Therefore many of the Jews who had come to visit Mary, and had seen what Jesus did, put their faith in him”(John 11:45).
A number of years ago, a very committed, dedicated and faithful couple in my church had a daughter whose life spanned only a week due to complications associated with undeveloped organs. After a week of fervent prayer, we as a church had so many questions as to why God would allow this to happen to such faithful servants of His.
We later found out close to thirty family members and co-workers of the couple came to know Jesus through their child’s short life. Was that God’s purpose for the life of that child? Is this what God had planned in the midst of their grief? We may never know for sure; we just did what we were called to d pray.
Recently, a local pastor’s son was involved in an automobile accident and a worldwide plea for prayer was sent out. Thousands of believers unceasingly prayed for the healing of his body, believed in a miracle, and trusted God. Three days later, the Lord took him home.
A church and a community are left with the question, “Why?”
I tell you that if two of you on earth agree about anything you ask for, it will be done for you by my Father in heaven (Matthew 18:19).
This is the confidence we have in approaching God: that if we ask anything according to his will, he hears us. And if we know that he hears us—whatever we ask—we know that we have what we asked of him (1 John 5:14-15).

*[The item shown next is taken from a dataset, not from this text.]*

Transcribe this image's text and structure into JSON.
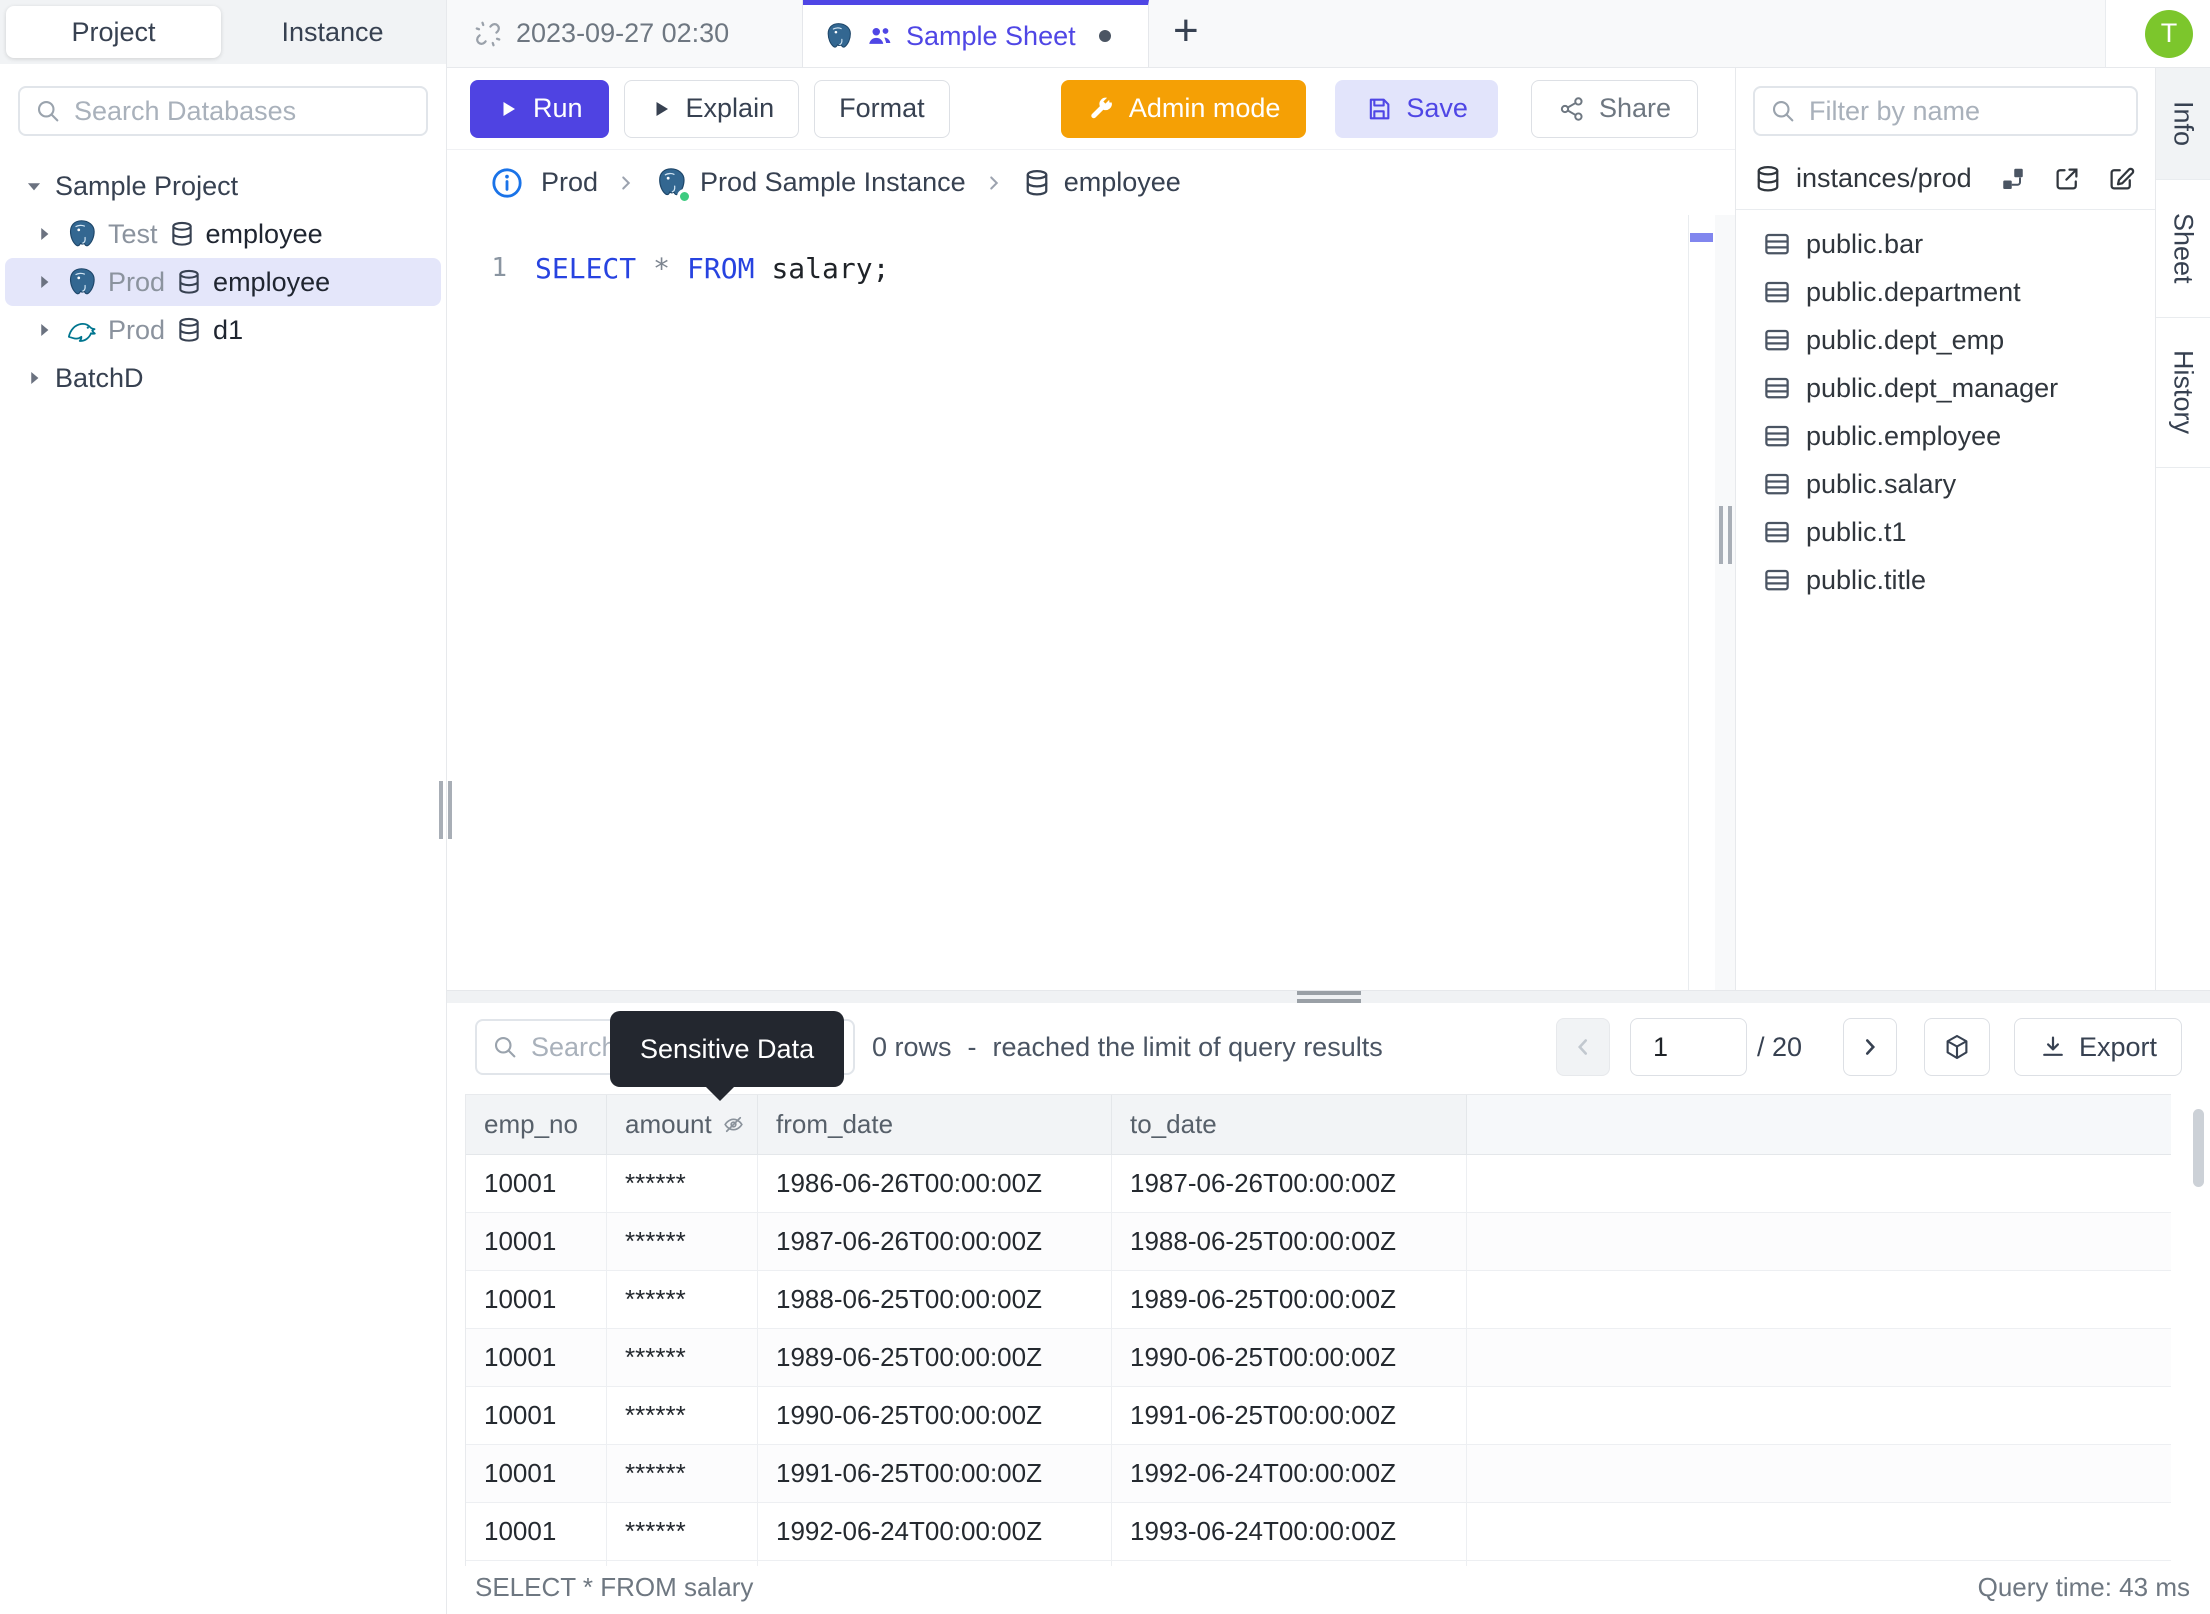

Ask and you will receive, and your joy will be complete (John 16:24).
We look to passages like these, we pray for understanding, and oftentimes we walk away not able to comprehend how the Lord is working and why. However, just because God does not work according to how we think doesn’t mean He does not hear our prayers nor care about our situation.
Even as Jesus approached the tomb where Lazarus was buried, knowing full well He was about to raise him from the dead, “Jesus wept” (John 11:35).
Solomon, often referred to as the wisest man on earth, penned these words trying to help us understand it is in God’s time and purpose that He works, not ours.
He has made everything beautiful in its time. He has also set eternity in the hearts of men; yet they cannot fathom what God has done from beginning to end (Ecclesiastes 3:11).
Whether we ever understand God’s ways or ever see clearly how He’s working in our lives, or those around us, we should continue to pray because He tells us to.
Men always ought to pray and not lose heart (Luke 18:1).
It is not only our way of communicating and communing directly with our Lord and Savior, but also a major component along our journey of faith.
At the Sunday service following the death of his son, the pastor praised his son for his earlier decision to donate his organs. Five unknown families received the gift of an organ as a result of his son’s death.
His sister wrote: “Five lives were immediately saved, and a total of 77 lives will be significantly impacted thanks to Josiah’s donated organs. Sometimes miracles happen in ways that we don’t expect, but the miracle still happened.”
Through all of the prayers that were lifted up for the gift of life, somebody’s prayers were answered that day.
We know that in all things God works for the good of those who love him, who have been called according to his purpose (Romans 8:28)